JSX In Web Components

How'd I Get There

So as part of the recent rewrite of this site I decided to experiment with Web Components. Or custom elements specifically. I had used Web Components at a previous job, so they were not new to me, but I had not used them much personally.

One decision I needed to make first is how to generate html. I will tell you briefly what I tried, before I settled on JSX, and then I will explain briefly how to do it.

First I tried tagged template literals. Going back as far as 2015 I have used them and for a long time I had a framework that was very small — less than 3kb — but for various reasons I wanted to see if I could go even more minimal. Also lit is more code than my own framework, so that was not a contender.

Second I tried Declarative Shadow DOM. This was actually great. The problem I ran into with it was that to my surprise Declarative Shadow DOM works without Javascript. That does make sense I guess, but it means that combined with sparse support you have to support a matrix of JS, no JS, support, and no support for styling. I may write more about that at some point, because I will likely come back to Declarative Shadow DOM for limited things. For instance the code blocks on this site perhaps where it makes sense to do the syntax highlighting on the server, but I also want some interactivity like toggling word wrapping which I had in this site's previous iteration and have removed for this one.

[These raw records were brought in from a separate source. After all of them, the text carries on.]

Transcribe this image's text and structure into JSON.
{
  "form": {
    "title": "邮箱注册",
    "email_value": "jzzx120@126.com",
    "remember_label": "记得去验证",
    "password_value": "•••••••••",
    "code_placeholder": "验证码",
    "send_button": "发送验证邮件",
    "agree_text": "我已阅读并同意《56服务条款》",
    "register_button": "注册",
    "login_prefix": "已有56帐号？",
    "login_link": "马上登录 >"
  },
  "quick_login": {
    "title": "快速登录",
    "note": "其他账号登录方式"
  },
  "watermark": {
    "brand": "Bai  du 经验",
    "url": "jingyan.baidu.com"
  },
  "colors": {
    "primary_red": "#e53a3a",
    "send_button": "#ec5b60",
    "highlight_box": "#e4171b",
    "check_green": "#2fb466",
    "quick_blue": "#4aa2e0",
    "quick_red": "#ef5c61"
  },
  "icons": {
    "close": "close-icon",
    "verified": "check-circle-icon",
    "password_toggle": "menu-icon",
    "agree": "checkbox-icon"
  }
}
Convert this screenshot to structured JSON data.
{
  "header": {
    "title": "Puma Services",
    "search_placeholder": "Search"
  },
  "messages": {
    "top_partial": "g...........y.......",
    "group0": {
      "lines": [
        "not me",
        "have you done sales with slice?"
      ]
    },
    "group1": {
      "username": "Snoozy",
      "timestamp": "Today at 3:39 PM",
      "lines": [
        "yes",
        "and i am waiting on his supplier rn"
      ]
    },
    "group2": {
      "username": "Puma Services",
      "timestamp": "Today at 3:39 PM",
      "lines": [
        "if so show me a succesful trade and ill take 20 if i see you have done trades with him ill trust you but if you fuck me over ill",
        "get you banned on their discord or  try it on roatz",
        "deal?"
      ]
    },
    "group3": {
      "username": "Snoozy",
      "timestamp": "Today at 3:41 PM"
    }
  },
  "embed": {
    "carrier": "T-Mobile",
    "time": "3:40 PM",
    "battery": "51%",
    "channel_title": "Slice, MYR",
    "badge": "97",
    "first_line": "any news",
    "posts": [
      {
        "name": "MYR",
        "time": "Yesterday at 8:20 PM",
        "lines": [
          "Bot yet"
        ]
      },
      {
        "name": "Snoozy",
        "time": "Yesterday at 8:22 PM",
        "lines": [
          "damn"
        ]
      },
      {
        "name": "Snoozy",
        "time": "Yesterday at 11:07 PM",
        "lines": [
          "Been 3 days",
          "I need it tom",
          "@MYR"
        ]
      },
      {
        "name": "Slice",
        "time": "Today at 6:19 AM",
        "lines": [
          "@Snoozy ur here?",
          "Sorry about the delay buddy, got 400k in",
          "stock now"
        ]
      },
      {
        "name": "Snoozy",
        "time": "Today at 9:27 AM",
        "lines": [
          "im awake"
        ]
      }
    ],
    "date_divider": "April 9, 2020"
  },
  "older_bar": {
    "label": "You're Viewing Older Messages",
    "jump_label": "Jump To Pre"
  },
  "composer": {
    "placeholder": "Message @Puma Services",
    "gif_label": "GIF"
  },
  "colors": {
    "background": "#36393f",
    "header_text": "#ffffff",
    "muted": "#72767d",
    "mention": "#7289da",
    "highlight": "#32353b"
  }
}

So eventually I settled on the idea of using JSX. I should say right up front that I have never been a fan of JSX. It's seemed unnecessary. We have template literals after all, which have the advantage of being able to be cached where as JSX is just function calls on every render. But JSX has a few advantages. First support for them is built into everything basically: Babel, and more importantly for me, SWC. Second, code editor support is great. It means I do not have to install a plugin in VS Code just for syntax highlighting. A possible third advantage to JSX is that I work with React at work now, so staying in that realm for hobby stuff helps prevent context switching.

How To

OK so how do we use JSX with Web Components? There are really just two steps with an optional third.

  1. Enable JSX compiling in whatever you are using. Babel, etc.
  2. Define an h function.
  3. Define a Fragment function if you use fragments.

For step 1, if you are using Babel you can use their JSX plugin along with setting runtime to classic and pragma to h and pragmaFrag to Fragment.

And here is an example of h and Fragment. You just need to be sure to import them or make sure they are defined wherever you use JSX.

function h(tag, props, ...children) {
  children = children.flat(Infinity);

  if (typeof tag === "function") return tag({...props, children});

  let node = document.createElement(tag);

  for (let [key, val] of Object.entries(props ?? {})) {
    if (key.startsWith("on")) {
      node.addEventListener(key.substring(2).toLowerCase(), ...[].concat(val));
    } else {
      node[key] = val
    }
  }

  node.append(...children);

  return node;
}

function Fragment({children}) {
  return children;
}

My dream is the have a html tagged template function built into browsers, but in the meantime as long as I'm using Babel, or similar, JSX is a pretty good substitute